The operator-iPhone exclusivity deals are having a tough time in Europe. First there was the litigation between T-Mobile and Vodafone over T-Mobile's exclusive iPhone deal in Germany. Subsequently Vodafone became an iPhone distributor in 10 countries. The two events may or may not be related.
In France there has been similar litigation over France Telecom's (Orange's) exclusive iPhone deal with Apple. In December it was found to be a violation of French law by regulators. Now an appeals court in France has upheld the decision:
National competition regulators suspended the five-year exclusive sales deal between iPhone manufacturer Apple and France Telecom's mobile arm Orange on December 17. Both Apple and Orange had appealed the ruling.
A spokesman for Orange told AFP it would seek to overturn the ruling before France's high court of appeal, the Cour de Cassation.
Rival operator Bouygues Telecom filed suit against Orange before the French competition council in September, and was joined by France's third main mobile carrier SFR and the French consumer rights group UFC-Que Choisir.
Both Bouygues and SFR welcomed the ruling and said they hoped soon to be able to offer the iPhone in their stores, saying talks were underway with Apple to finalise distribution agreements.
Even though Apple was a party to the appeal in support of exclusivity it's actually in Apple's long term interest that the iPhone be distributed widely through multiple, non-exclusive operator relationships. Exclusivity limits the potential penetration of the device.

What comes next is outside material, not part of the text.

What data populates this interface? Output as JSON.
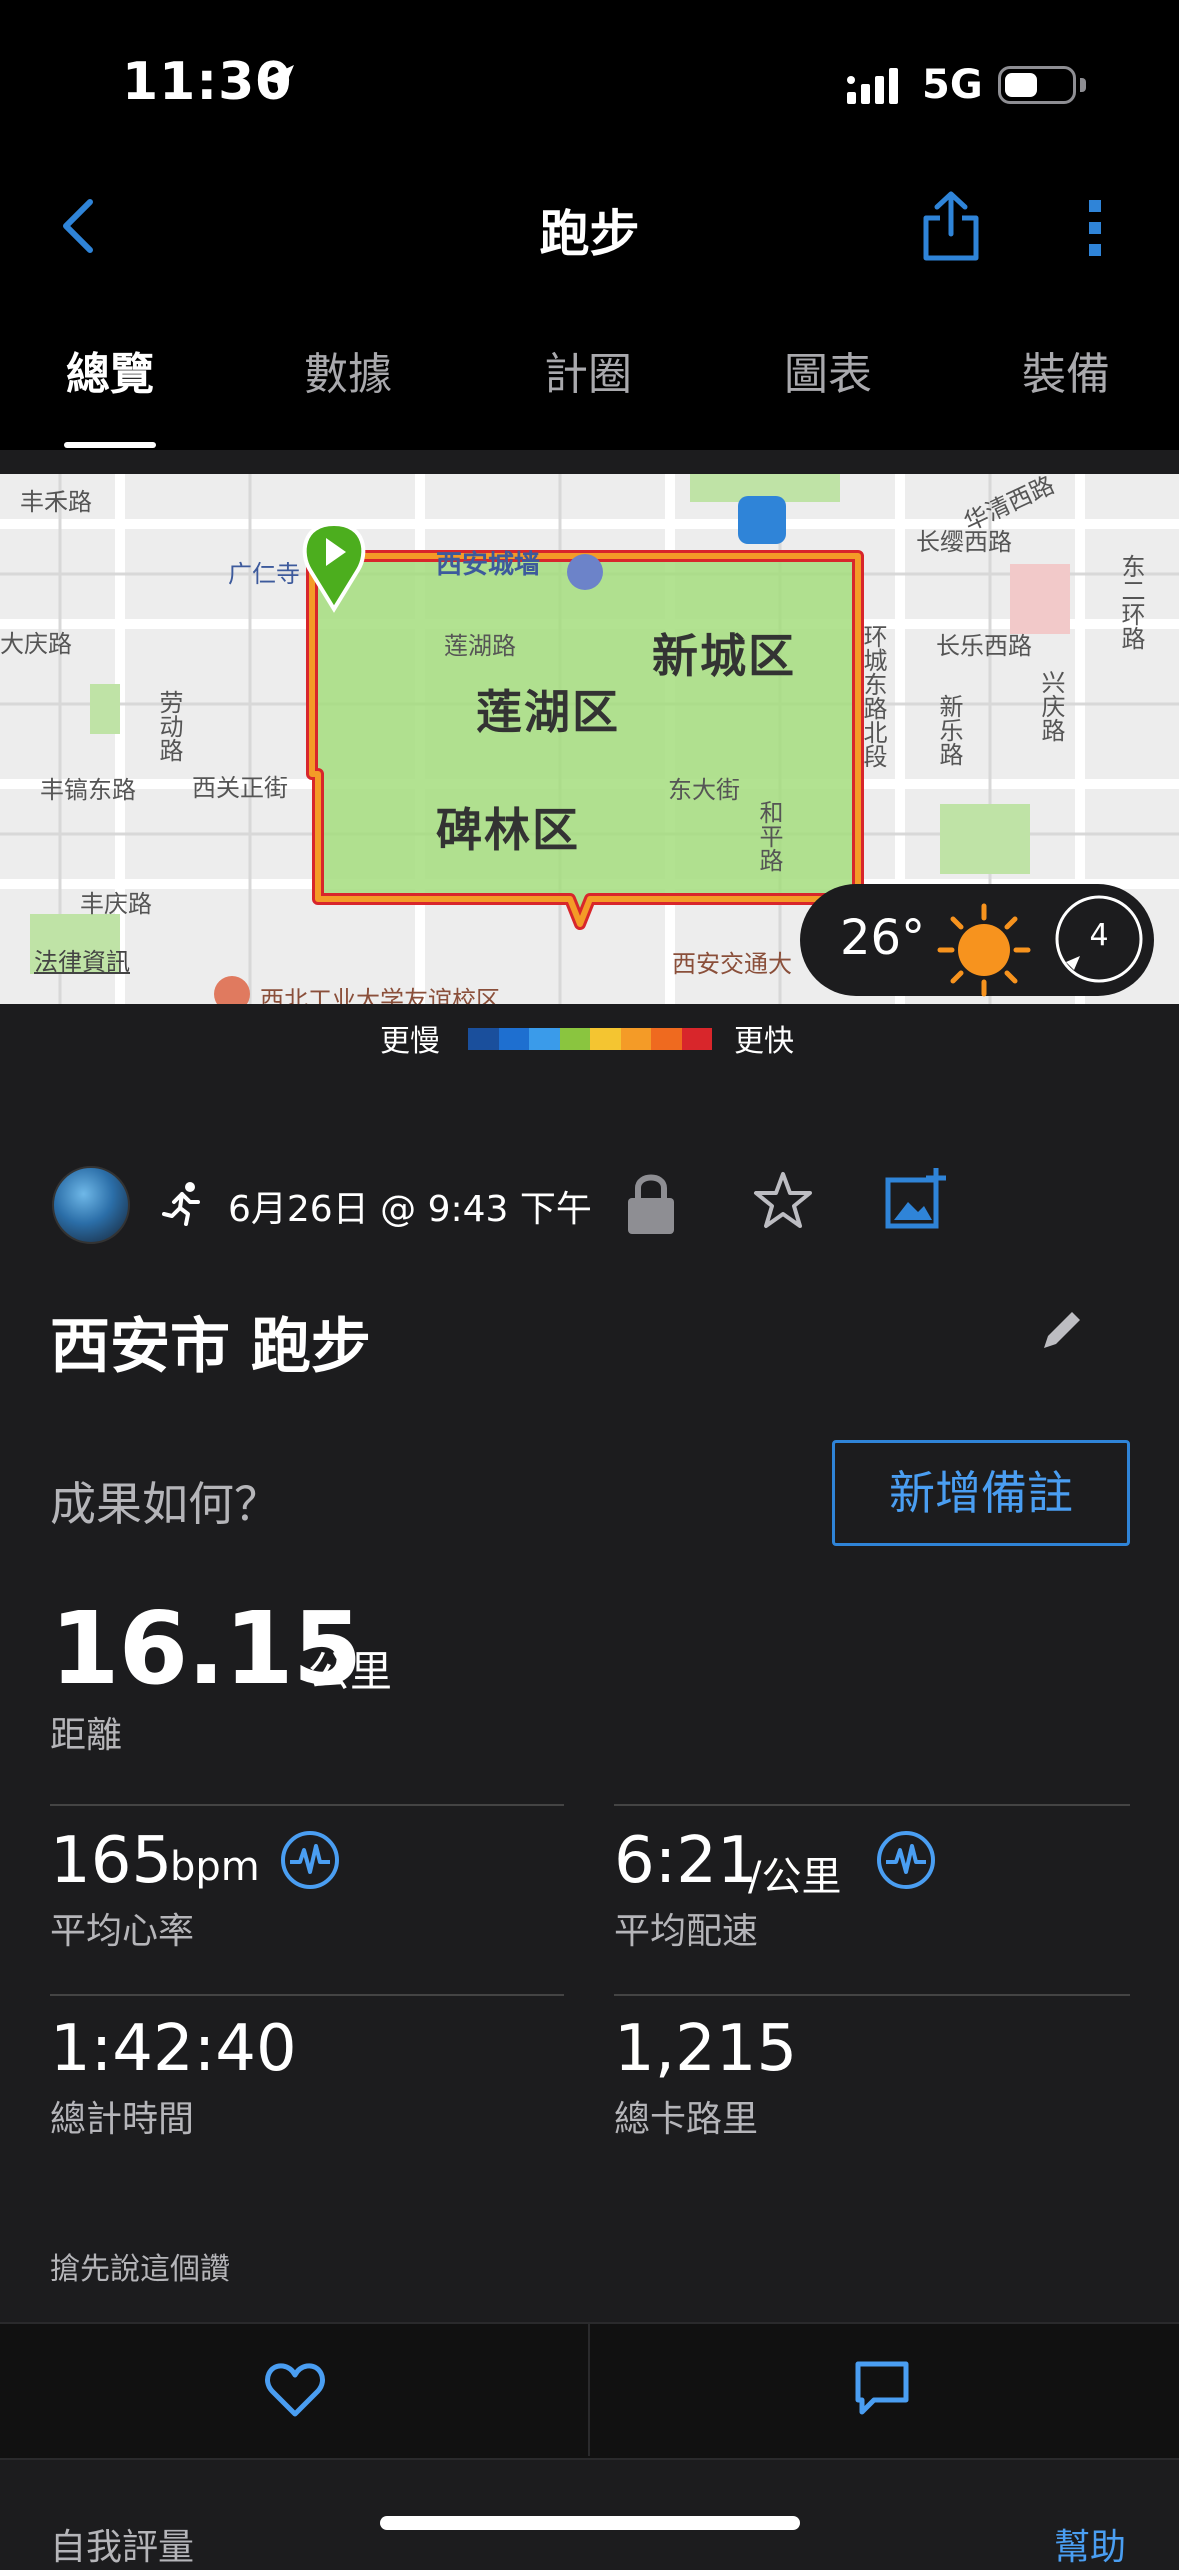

I believe that the US market would see several million more unit sales were it not for AT&T exclusivity.